As a swimmer I am biased when I say there is very little for which swimming isn’t beneficial. But even thinking objectively it is a fairly accurate statement. Another area for which swimming is particularly useful is in the rehabilitation of injuries. I am using the word “injuries” here in a very broad sense, and for this article will focus on back injuries.
There are a few main reasons why swimming is a good rehabilitation tool:
- It is low impact. (Unless you are training to be an elite swimmer at which point you will be putting your body through a more intense, higher impact workout.)
- It is a form of active stretching - swimming technically will ensure full range of motion movements for many different body parts.
- It provides just enough resistance from water to provide, over time, sustained aerobic conditioning to the rehabilitating subject, allowing them to continue to workout while rehabbing at the same time.
For back injuries swimming is particularly useful because swimming is not weight bearing. The water mostly supports you, and you swim close to horizontal, releasing most of the pressure associated with exercises where you need to stand. Now that pressure is not completely eliminated, and obviously the back is still engaged while you swim. Playing around with strokes can help alleviate some of this pressure further. Swimming backstroke is likely one of the best strokes for back injuries as you lay in the water in the supine position, allowing the water to support your back, in contrast to the other three strokes which are performed in the prone position.
My case was not severe and I was able to swim. In severe cases, swimming may initially not be a possibility, but getting in a pool and doing low impact exercises in an aquatic environment are a good starting point in rehabilitation. Start with getting in the water to chest level and walking the pool, eventually add some arm movement and gradually progress to full on swimming.
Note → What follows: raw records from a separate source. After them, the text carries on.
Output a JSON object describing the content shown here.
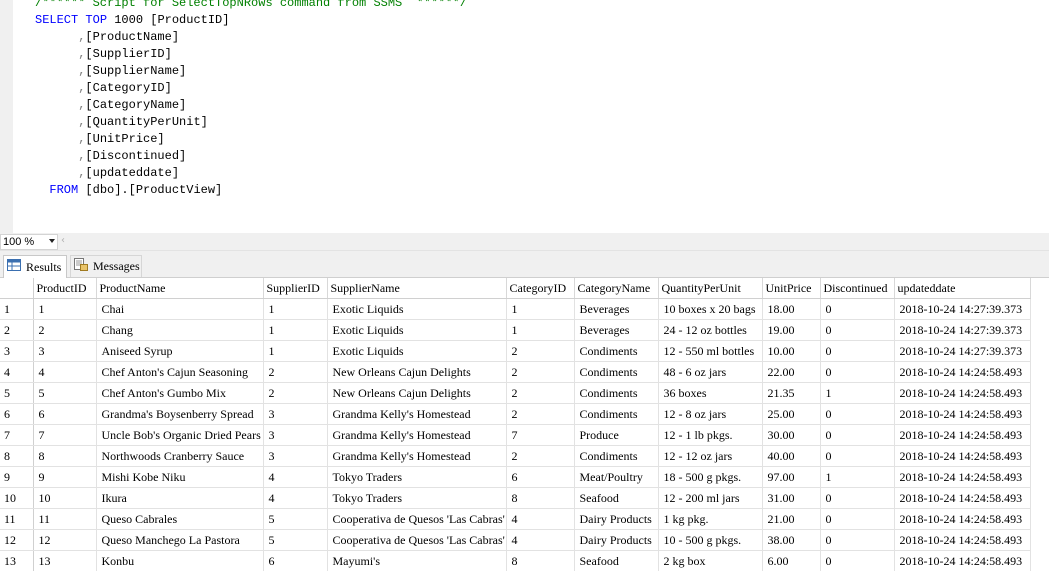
{
  "editor": {
    "comment": "/****** Script for SelectTopNRows command from SSMS  ******/",
    "select_kw": "SELECT",
    "top_kw": "TOP",
    "top_value": "1000",
    "first_col": "[ProductID]",
    "other_cols": [
      "[ProductName]",
      "[SupplierID]",
      "[SupplierName]",
      "[CategoryID]",
      "[CategoryName]",
      "[QuantityPerUnit]",
      "[UnitPrice]",
      "[Discontinued]",
      "[updateddate]"
    ],
    "from_kw": "FROM",
    "from_source": "[dbo].[ProductView]"
  },
  "zoom": {
    "value": "100 %"
  },
  "tabs": {
    "results": "Results",
    "messages": "Messages"
  },
  "grid": {
    "columns": [
      "ProductID",
      "ProductName",
      "SupplierID",
      "SupplierName",
      "CategoryID",
      "CategoryName",
      "QuantityPerUnit",
      "UnitPrice",
      "Discontinued",
      "updateddate"
    ],
    "rows": [
      [
        "1",
        "1",
        "Chai",
        "1",
        "Exotic Liquids",
        "1",
        "Beverages",
        "10 boxes x 20 bags",
        "18.00",
        "0",
        "2018-10-24 14:27:39.373"
      ],
      [
        "2",
        "2",
        "Chang",
        "1",
        "Exotic Liquids",
        "1",
        "Beverages",
        "24 - 12 oz bottles",
        "19.00",
        "0",
        "2018-10-24 14:27:39.373"
      ],
      [
        "3",
        "3",
        "Aniseed Syrup",
        "1",
        "Exotic Liquids",
        "2",
        "Condiments",
        "12 - 550 ml bottles",
        "10.00",
        "0",
        "2018-10-24 14:27:39.373"
      ],
      [
        "4",
        "4",
        "Chef Anton's Cajun Seasoning",
        "2",
        "New Orleans Cajun Delights",
        "2",
        "Condiments",
        "48 - 6 oz jars",
        "22.00",
        "0",
        "2018-10-24 14:24:58.493"
      ],
      [
        "5",
        "5",
        "Chef Anton's Gumbo Mix",
        "2",
        "New Orleans Cajun Delights",
        "2",
        "Condiments",
        "36 boxes",
        "21.35",
        "1",
        "2018-10-24 14:24:58.493"
      ],
      [
        "6",
        "6",
        "Grandma's Boysenberry Spread",
        "3",
        "Grandma Kelly's Homestead",
        "2",
        "Condiments",
        "12 - 8 oz jars",
        "25.00",
        "0",
        "2018-10-24 14:24:58.493"
      ],
      [
        "7",
        "7",
        "Uncle Bob's Organic Dried Pears",
        "3",
        "Grandma Kelly's Homestead",
        "7",
        "Produce",
        "12 - 1 lb pkgs.",
        "30.00",
        "0",
        "2018-10-24 14:24:58.493"
      ],
      [
        "8",
        "8",
        "Northwoods Cranberry Sauce",
        "3",
        "Grandma Kelly's Homestead",
        "2",
        "Condiments",
        "12 - 12 oz jars",
        "40.00",
        "0",
        "2018-10-24 14:24:58.493"
      ],
      [
        "9",
        "9",
        "Mishi Kobe Niku",
        "4",
        "Tokyo Traders",
        "6",
        "Meat/Poultry",
        "18 - 500 g pkgs.",
        "97.00",
        "1",
        "2018-10-24 14:24:58.493"
      ],
      [
        "10",
        "10",
        "Ikura",
        "4",
        "Tokyo Traders",
        "8",
        "Seafood",
        "12 - 200 ml jars",
        "31.00",
        "0",
        "2018-10-24 14:24:58.493"
      ],
      [
        "11",
        "11",
        "Queso Cabrales",
        "5",
        "Cooperativa de Quesos 'Las Cabras'",
        "4",
        "Dairy Products",
        "1 kg pkg.",
        "21.00",
        "0",
        "2018-10-24 14:24:58.493"
      ],
      [
        "12",
        "12",
        "Queso Manchego La Pastora",
        "5",
        "Cooperativa de Quesos 'Las Cabras'",
        "4",
        "Dairy Products",
        "10 - 500 g pkgs.",
        "38.00",
        "0",
        "2018-10-24 14:24:58.493"
      ],
      [
        "13",
        "13",
        "Konbu",
        "6",
        "Mayumi's",
        "8",
        "Seafood",
        "2 kg box",
        "6.00",
        "0",
        "2018-10-24 14:24:58.493"
      ]
    ]
  }
}
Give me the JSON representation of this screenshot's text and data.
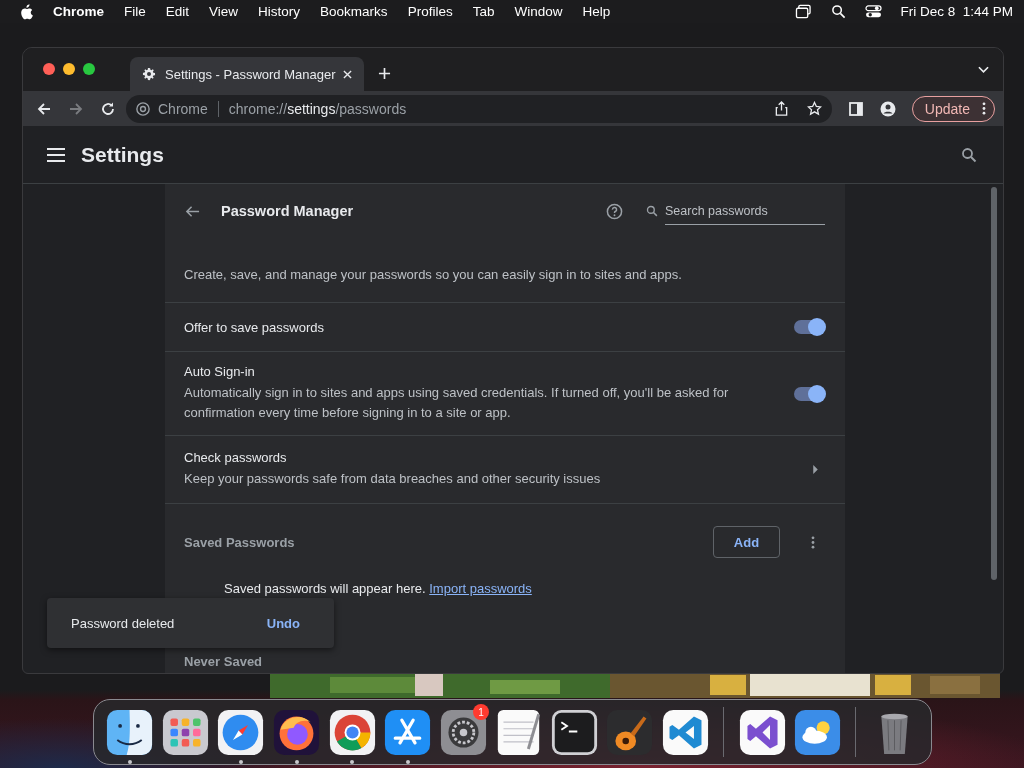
{
  "menu_bar": {
    "app": "Chrome",
    "items": [
      "File",
      "Edit",
      "View",
      "History",
      "Bookmarks",
      "Profiles",
      "Tab",
      "Window",
      "Help"
    ],
    "clock": "Fri Dec 8  1:44 PM"
  },
  "browser": {
    "tab": {
      "title": "Settings - Password Manager",
      "selected": true
    },
    "address": {
      "site_label": "Chrome",
      "scheme": "chrome://",
      "host": "settings",
      "path": "/passwords"
    },
    "update_button": "Update"
  },
  "settings": {
    "title": "Settings"
  },
  "page": {
    "title": "Password Manager",
    "search": {
      "placeholder": "Search passwords"
    },
    "description": "Create, save, and manage your passwords so you can easily sign in to sites and apps.",
    "rows": [
      {
        "kind": "toggle",
        "title": "Offer to save passwords",
        "on": true
      },
      {
        "kind": "toggle",
        "title": "Auto Sign-in",
        "subtitle": "Automatically sign in to sites and apps using saved credentials. If turned off, you'll be asked for confirmation every time before signing in to a site or app.",
        "on": true
      },
      {
        "kind": "link",
        "title": "Check passwords",
        "subtitle": "Keep your passwords safe from data breaches and other security issues"
      }
    ],
    "saved_passwords": {
      "heading": "Saved Passwords",
      "add_button": "Add",
      "empty_text": "Saved passwords will appear here.",
      "import_link": "Import passwords"
    },
    "never_saved": {
      "heading": "Never Saved"
    }
  },
  "toast": {
    "message": "Password deleted",
    "action": "Undo"
  },
  "dock": [
    {
      "kind": "finder",
      "running": true
    },
    {
      "kind": "launchpad",
      "running": false
    },
    {
      "kind": "safari",
      "running": true
    },
    {
      "kind": "firefox",
      "running": true
    },
    {
      "kind": "chrome",
      "running": true
    },
    {
      "kind": "appstore",
      "running": true
    },
    {
      "kind": "settings",
      "running": false,
      "badge": "1"
    },
    {
      "kind": "textedit",
      "running": false
    },
    {
      "kind": "terminal",
      "running": false
    },
    {
      "kind": "garageband",
      "running": false
    },
    {
      "kind": "vscode",
      "running": false
    },
    {
      "kind": "separator"
    },
    {
      "kind": "vs",
      "running": false
    },
    {
      "kind": "weather",
      "running": false
    },
    {
      "kind": "separator"
    },
    {
      "kind": "trash",
      "running": false
    }
  ]
}
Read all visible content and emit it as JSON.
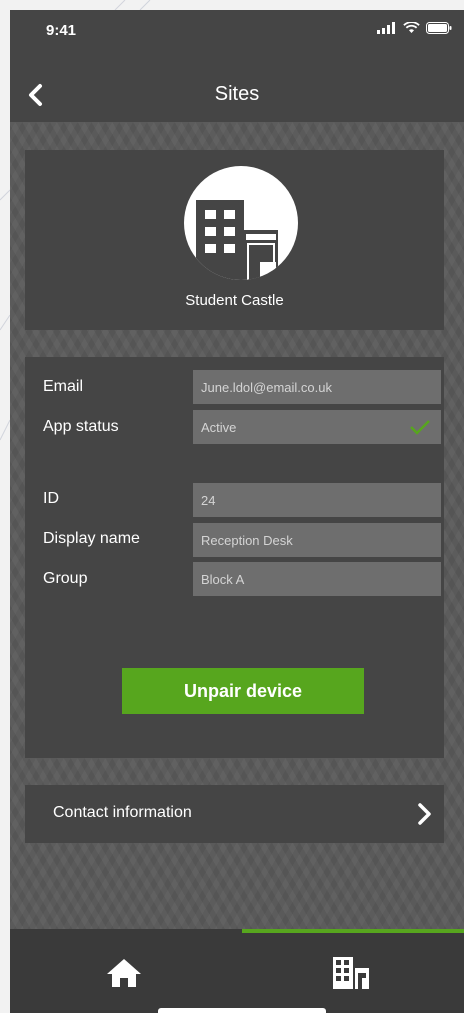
{
  "status_bar": {
    "time": "9:41"
  },
  "header": {
    "title": "Sites"
  },
  "site": {
    "name": "Student Castle"
  },
  "details": {
    "email_label": "Email",
    "email_value": "June.ldol@email.co.uk",
    "app_status_label": "App status",
    "app_status_value": "Active",
    "id_label": "ID",
    "id_value": "24",
    "display_name_label": "Display name",
    "display_name_value": "Reception Desk",
    "group_label": "Group",
    "group_value": "Block A",
    "unpair_label": "Unpair device"
  },
  "contact": {
    "label": "Contact information"
  },
  "tabbar": {
    "active_tab": "sites"
  },
  "colors": {
    "accent": "#57a61e",
    "panel": "#454545",
    "field": "#6e6e6e"
  },
  "icons": [
    "signal-icon",
    "wifi-icon",
    "battery-icon",
    "back-chevron-icon",
    "building-icon",
    "check-icon",
    "chevron-right-icon",
    "home-icon",
    "sites-icon"
  ]
}
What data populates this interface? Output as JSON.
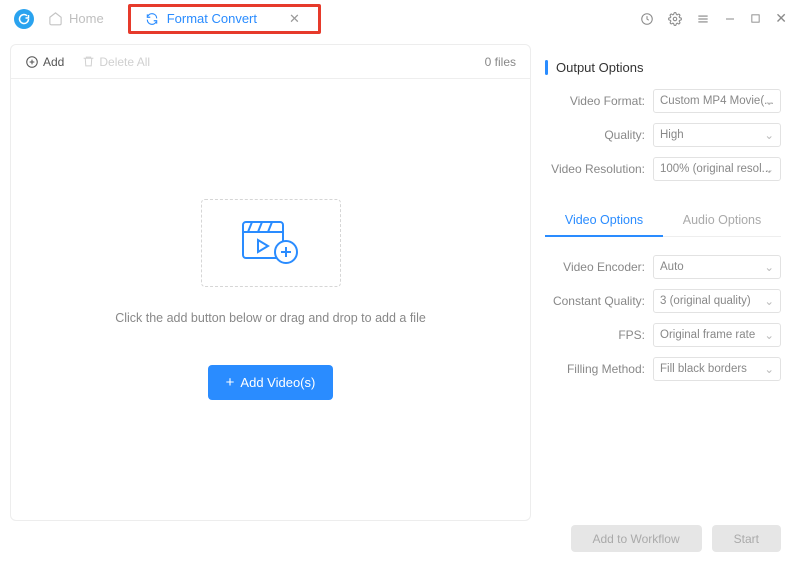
{
  "header": {
    "home_label": "Home",
    "tab_label": "Format Convert"
  },
  "toolbar": {
    "add_label": "Add",
    "delete_label": "Delete All",
    "filecount": "0 files"
  },
  "dropzone": {
    "hint": "Click the add button below or drag and drop to add a file",
    "button_label": "Add Video(s)"
  },
  "output": {
    "title": "Output Options",
    "video_format_label": "Video Format:",
    "video_format_value": "Custom MP4 Movie(...",
    "quality_label": "Quality:",
    "quality_value": "High",
    "resolution_label": "Video Resolution:",
    "resolution_value": "100% (original resol..."
  },
  "optabs": {
    "video": "Video Options",
    "audio": "Audio Options"
  },
  "video_options": {
    "encoder_label": "Video Encoder:",
    "encoder_value": "Auto",
    "cq_label": "Constant Quality:",
    "cq_value": "3 (original quality)",
    "fps_label": "FPS:",
    "fps_value": "Original frame rate",
    "fill_label": "Filling Method:",
    "fill_value": "Fill black borders"
  },
  "footer": {
    "workflow": "Add to Workflow",
    "start": "Start"
  }
}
This is a common recommendation by neurosurgeons for post-spinal surgery rehabilitation.